My advice for those of you looking at the Mac Studio is to look at the Mac Mini with M2 Pro first, and then if you find you do need a Studio because of the extra ports, etc then get a refurb.  The Mini when spec’d out is very close to the price of the Studio, but now there is an M2 version of the Studio the M1 prices should come down making it a no-brainer – get the older one and put the extra money towards a model with more storage as the base CPU is fast enough.

The absolute killer Mac product that was announced this time round however was the 15″ MacBook Air.  As photographers this is the ideal product for us.  Just remember you don’t need more than 16GB RAM, and you don’t need to max out the storage, as older projects can be moved to a NAS or an external disk.  Otherwise if you go too mad with the spec you make it too close to the price of the MacBook Pro, and missing one of the key points to the MacBook Air – low price.   The combination of low price, light weight but a big screen is brilliant and Apple will sell millions of these.  Given that I have worked on an M1 Air for over a year as my main machine, I can safely say photographers and those of us who just need a laptop do not need anything more than this.  This for 90% of users is the best Mac on sale today.

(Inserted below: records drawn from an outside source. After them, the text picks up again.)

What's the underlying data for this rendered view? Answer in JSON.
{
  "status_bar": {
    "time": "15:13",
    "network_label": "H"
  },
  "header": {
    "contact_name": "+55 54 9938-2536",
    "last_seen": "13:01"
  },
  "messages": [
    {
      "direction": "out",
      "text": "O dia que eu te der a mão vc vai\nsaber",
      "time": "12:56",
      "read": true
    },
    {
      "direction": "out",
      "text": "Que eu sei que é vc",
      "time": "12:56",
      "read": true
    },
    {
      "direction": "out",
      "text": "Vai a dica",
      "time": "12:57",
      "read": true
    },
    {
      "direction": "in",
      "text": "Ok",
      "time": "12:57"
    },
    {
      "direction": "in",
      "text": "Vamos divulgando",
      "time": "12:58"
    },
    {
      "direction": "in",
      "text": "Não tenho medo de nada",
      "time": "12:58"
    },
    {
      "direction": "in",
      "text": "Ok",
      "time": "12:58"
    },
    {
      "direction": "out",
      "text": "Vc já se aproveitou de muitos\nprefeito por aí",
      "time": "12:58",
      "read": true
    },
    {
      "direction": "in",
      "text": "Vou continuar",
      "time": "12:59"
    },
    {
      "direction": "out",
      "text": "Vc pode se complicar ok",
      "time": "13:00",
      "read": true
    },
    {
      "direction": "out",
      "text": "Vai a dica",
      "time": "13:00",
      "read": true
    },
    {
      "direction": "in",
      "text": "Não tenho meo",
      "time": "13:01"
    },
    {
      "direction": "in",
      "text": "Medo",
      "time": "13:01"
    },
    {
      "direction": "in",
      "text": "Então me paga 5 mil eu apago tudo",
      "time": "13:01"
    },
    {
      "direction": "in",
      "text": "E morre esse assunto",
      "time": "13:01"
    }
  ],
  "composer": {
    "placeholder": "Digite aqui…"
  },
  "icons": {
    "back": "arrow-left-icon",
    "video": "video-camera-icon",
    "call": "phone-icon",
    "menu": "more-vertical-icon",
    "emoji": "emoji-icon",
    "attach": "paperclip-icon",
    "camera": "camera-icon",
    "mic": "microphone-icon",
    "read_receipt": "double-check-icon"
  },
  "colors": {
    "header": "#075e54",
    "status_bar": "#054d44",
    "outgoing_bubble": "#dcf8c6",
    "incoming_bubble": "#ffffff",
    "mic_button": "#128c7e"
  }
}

Finally we come to the unusual new product that is the Vision Pro.    It looks like an expensive pair of ski goggles, but is actually a virtual/augmented reality headset.  These have been around for years, and have generally been very heavy pieces of kit that look ridiculous, are expensive and are usually vomit-inducing to the wearer as the refresh rate of the screens is so slow.  They have been aimed at gamers and haven’t been that successful.   Apple have take a spin on this and aimed it not at gamers, but at every day use – make your Mac screen infinitely bigger so it fills your entire field of vision, watch a movie on a massive screen, take video calls and edit documents at the same time.   The build quality looks epic, but it still looks ridiculous.  And it’s expensive at £3500.   There will be enough people out there with enough disposable cash however to try this because it is an Apple product.  I don’t think any other company could have pulled this off, not even Google or Amazon.  So while it might look a bit daft for now, given a few years it will look like a pair of glasses.  Or will it.  You see Mr Musk is also working on implants and has been given go ahead for human trials – make people able to walk again, etc.  Combine a miniature version of Vision Pro with implant technology and you can see where this is going.  Add some AI.  And you have a living breathing version of the Cyberpunk game.    I think in the short term this could be an interesting toy for some, but long term.  Place your bets….  I might get myself on one of those first trips to Mars and open a bar called The Last Resort.

Published in Member Blogs

  1. Interesting article – thanks for writing 🙏

  2. Interesting article – thanks for writing

  3. Thanks Shaun, I went for the Mini earlier in the year, now just got to save up for the display😳…

    • Dell make very good monitors as do BenQ and Asus. They are all a fraction of the price of the Apple Studio display and have better colour accuracy. And a height-adjustable stand is included. Okay you don’t get the webcam (which isn’t that good) and the speakers (which are supposed to be very good) but you do save a ton of cash. If you must have a 5K display, then look at the LG display as it uses the same panel as the Apple one – LG make it for Apple

    • I have a non 4K Benq, it’s fab. Write ups say you only really need a 4K if you’re doing a lot of printing

  4. As always, Shaun you precis down Mac launches into an easily read article. I am trading in my 13′ MacBook Pro doe a 1Tb 15″ Mac Book Air as I thought it was a no-brainer. I’m glad that you concur. I’ve already got the USB-C to USB2 connectors for external drives and SD card downloaders. It should arrive next week.

  5. Thanks, Shaun, for making this all understandable. With my beloved and much used 2013 MacBook Air now giving up on me and refusing to upgrade to Monterey, the time has come to buy a new laptop. I was looking at the 15” and your advice on M1 vs M2 and Ram capacity is very useful. Thank you

Leave a Reply